Why Being Smart Can Be Dangerous: Tips to Make Your Facility Smart and Safe
Are smart devices opening production to attacks? This article provides several tips to ensure your facility is staying smart and safe.
As technology advances, companies need to stay competitive. However, how can companies know if a new connected smart technology creates a security risk? The following is part one of a two-part series that will offer three tips for safe and smart production.
If It Is Connected, It Needs to Be Protected
Digital security and physical security are very similar. For example, if you don’t have valuable things in your home, locking windows and doors may be enough to keep out unwanted visitors. If you have something of great value in a house, you might need a security system to keep unwanted visitors at bay.
However, if you have something of such value, a thief could always smash through a wall to grab valuables; it’s all a matter of how bad the other party wants what’s in your house. Relating this to manufacturing and digital security, generally, a hacker isn’t going to try to access what’s in your ‘house’ if it isn’t valuable.
Hacker bots have been created to autonomously roam the web looking for weaknesses. It doesn't matter if a smart device isn’t offering any control parameters, overloading a smart device with data could shut it down.
If there is software in place to stop production if data is outside a set range a hacker bot able to gain entry to a monitoring device could stop production.
Understanding What Is Connected and Why
Security concerns are real, but shouldn’t scare companies away from adopting devices that would help make them more competitive. Understand what is connected and why. Knowing where data is and where it needs to go will show where firewalls, partitions, or multiple networks could add security.
Connecting LAN cables to the router.
Also, having a LAN that isn’t connected to the internet can eliminate outside security risks. Having an internal partitioning, or multiple LANs, can help secure software, devices, and data. However, remember any access points between sections or networks could be another potential security risk.
Partition, Encryption, and Protection
Partitioning still means you are vulnerable to internal attacks such as employees, vendors, contractors, and other third parties that may need to access a network. This is why many companies will require people to sign in to a network with individual passwords. Taking advantage of partitioning helps track threats, and if devices are suspected of being a security risk individual access points can be removed or blocked.
Additionally, many connected devices will come with end-to-end encryption. If someone gains access without permission they will only see codes and symbols that shouldn’t be able to be understood.
Having this architecture of partitioning, passwords, and encryptions makes it difficult for unauthorized persons to gain access to the network, or see if there is anything of any value within the network.

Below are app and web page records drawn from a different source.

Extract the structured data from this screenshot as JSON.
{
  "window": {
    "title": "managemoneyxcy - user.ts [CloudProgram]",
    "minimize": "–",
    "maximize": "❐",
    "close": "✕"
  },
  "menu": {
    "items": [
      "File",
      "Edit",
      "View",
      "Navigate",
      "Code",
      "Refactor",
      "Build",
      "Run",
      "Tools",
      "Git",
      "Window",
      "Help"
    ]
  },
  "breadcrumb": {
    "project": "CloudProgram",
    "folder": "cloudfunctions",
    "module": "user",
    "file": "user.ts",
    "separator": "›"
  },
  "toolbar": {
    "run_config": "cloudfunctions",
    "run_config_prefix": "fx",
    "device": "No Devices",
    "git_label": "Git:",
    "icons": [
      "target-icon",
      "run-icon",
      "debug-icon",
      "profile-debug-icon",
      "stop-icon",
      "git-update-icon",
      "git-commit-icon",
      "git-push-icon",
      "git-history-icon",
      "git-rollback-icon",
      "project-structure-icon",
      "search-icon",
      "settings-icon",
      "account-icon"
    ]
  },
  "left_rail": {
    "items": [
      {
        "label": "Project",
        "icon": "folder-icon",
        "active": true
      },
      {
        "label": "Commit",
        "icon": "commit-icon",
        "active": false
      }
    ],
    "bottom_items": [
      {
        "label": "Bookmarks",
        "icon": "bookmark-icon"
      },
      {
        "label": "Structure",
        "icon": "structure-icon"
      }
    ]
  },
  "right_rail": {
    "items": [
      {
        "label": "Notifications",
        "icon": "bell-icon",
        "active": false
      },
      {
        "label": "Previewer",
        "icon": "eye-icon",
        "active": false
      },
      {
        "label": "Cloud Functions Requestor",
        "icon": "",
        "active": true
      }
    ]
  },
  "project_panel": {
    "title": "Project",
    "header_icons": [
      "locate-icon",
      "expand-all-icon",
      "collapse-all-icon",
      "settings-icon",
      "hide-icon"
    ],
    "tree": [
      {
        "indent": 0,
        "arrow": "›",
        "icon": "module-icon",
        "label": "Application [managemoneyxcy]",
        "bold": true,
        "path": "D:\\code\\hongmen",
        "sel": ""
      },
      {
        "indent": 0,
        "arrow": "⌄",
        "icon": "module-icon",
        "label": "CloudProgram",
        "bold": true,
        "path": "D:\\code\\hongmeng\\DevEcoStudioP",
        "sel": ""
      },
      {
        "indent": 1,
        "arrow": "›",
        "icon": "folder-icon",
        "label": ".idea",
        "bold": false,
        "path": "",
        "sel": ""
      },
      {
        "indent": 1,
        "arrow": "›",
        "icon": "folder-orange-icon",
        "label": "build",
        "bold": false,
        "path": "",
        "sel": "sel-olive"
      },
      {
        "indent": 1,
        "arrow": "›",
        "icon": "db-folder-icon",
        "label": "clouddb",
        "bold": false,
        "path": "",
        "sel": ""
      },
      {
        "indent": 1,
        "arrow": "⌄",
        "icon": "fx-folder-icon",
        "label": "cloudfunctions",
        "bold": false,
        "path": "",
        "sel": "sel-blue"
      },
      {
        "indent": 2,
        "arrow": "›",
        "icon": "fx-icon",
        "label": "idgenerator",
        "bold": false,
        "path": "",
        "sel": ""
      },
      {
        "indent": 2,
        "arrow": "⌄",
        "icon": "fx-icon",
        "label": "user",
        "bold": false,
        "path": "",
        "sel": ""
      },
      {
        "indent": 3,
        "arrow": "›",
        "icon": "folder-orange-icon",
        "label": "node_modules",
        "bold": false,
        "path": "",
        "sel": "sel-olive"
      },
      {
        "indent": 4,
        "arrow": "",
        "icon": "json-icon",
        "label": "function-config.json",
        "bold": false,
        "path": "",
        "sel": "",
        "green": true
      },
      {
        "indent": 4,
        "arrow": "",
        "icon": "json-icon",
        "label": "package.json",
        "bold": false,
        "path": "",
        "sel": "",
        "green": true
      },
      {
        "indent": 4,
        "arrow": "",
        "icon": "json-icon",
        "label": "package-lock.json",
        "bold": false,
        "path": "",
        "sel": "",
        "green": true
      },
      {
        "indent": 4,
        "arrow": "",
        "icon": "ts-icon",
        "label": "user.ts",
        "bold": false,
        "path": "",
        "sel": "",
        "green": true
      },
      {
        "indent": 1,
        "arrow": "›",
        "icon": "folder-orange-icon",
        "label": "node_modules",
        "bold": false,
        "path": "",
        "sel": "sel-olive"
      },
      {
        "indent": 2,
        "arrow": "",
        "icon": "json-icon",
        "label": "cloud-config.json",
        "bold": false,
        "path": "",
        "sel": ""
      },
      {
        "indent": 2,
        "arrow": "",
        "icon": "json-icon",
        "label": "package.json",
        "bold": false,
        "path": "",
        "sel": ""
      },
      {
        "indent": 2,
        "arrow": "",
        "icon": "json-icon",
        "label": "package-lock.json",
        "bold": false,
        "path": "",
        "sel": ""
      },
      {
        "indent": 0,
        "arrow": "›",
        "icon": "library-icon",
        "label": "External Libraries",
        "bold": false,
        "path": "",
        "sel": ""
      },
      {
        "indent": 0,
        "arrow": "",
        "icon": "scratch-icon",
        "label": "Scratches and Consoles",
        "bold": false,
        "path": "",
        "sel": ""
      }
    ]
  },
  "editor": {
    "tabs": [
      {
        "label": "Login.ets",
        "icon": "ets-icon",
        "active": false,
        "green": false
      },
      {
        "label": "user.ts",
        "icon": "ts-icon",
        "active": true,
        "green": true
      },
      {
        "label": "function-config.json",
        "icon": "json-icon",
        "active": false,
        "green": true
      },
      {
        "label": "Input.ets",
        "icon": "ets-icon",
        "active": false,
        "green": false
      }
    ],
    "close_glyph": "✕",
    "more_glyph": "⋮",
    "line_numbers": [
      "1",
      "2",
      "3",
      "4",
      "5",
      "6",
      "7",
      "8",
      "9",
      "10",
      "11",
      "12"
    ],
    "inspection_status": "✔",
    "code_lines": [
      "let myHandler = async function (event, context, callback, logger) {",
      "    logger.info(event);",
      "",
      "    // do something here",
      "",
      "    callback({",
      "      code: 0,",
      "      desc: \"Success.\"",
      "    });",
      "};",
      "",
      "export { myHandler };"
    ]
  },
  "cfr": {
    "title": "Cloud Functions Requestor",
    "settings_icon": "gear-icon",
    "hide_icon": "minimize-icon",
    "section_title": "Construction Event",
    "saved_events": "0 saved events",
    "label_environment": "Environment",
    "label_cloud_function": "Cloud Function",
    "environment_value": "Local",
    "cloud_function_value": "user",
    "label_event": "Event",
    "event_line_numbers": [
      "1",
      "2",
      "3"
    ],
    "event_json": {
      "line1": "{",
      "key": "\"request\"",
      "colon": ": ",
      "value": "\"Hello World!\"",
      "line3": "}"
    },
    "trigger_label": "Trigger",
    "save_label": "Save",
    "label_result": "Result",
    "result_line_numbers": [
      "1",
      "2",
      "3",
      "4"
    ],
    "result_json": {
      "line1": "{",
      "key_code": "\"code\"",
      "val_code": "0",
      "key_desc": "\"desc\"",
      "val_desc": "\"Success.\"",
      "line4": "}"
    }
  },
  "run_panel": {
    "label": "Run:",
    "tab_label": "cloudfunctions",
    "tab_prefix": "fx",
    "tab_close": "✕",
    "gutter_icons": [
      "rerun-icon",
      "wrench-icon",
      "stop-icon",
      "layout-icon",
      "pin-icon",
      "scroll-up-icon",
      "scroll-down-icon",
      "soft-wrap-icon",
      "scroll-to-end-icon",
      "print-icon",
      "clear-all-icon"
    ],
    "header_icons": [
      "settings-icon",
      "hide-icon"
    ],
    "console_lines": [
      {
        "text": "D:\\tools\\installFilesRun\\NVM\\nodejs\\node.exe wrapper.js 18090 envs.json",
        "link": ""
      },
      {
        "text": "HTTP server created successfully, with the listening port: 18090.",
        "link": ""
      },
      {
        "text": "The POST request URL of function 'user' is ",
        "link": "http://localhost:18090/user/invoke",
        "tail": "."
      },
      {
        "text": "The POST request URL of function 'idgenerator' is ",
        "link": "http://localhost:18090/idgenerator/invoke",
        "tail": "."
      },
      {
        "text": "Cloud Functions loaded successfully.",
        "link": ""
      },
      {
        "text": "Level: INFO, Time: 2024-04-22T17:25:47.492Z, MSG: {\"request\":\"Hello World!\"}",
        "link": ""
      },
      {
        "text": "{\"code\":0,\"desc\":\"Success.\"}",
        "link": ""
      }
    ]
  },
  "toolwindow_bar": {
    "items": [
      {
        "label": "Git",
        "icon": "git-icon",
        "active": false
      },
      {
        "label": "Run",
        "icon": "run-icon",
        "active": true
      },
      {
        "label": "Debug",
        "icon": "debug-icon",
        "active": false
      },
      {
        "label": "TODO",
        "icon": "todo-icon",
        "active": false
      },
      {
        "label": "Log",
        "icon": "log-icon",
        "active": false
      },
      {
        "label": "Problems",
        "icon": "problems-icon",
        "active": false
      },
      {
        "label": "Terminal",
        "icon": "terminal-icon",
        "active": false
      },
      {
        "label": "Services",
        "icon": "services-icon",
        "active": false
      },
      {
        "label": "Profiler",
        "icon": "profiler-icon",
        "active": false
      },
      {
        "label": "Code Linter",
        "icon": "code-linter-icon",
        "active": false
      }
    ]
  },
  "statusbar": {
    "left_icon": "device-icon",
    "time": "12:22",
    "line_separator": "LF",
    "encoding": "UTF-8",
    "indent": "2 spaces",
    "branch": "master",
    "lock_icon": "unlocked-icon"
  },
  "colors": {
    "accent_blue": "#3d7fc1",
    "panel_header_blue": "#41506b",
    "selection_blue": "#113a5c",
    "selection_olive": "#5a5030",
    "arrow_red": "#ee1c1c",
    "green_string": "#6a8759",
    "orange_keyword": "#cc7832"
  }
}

Many LAN devices, routers, and hubs already have different security and partitioning capabilities. Companies should be taking advantage of these basic security features which can be found with a quick internet search.
However, companies should consider finding professional IT help if they don’t have an internal department to see what other features could be valuable.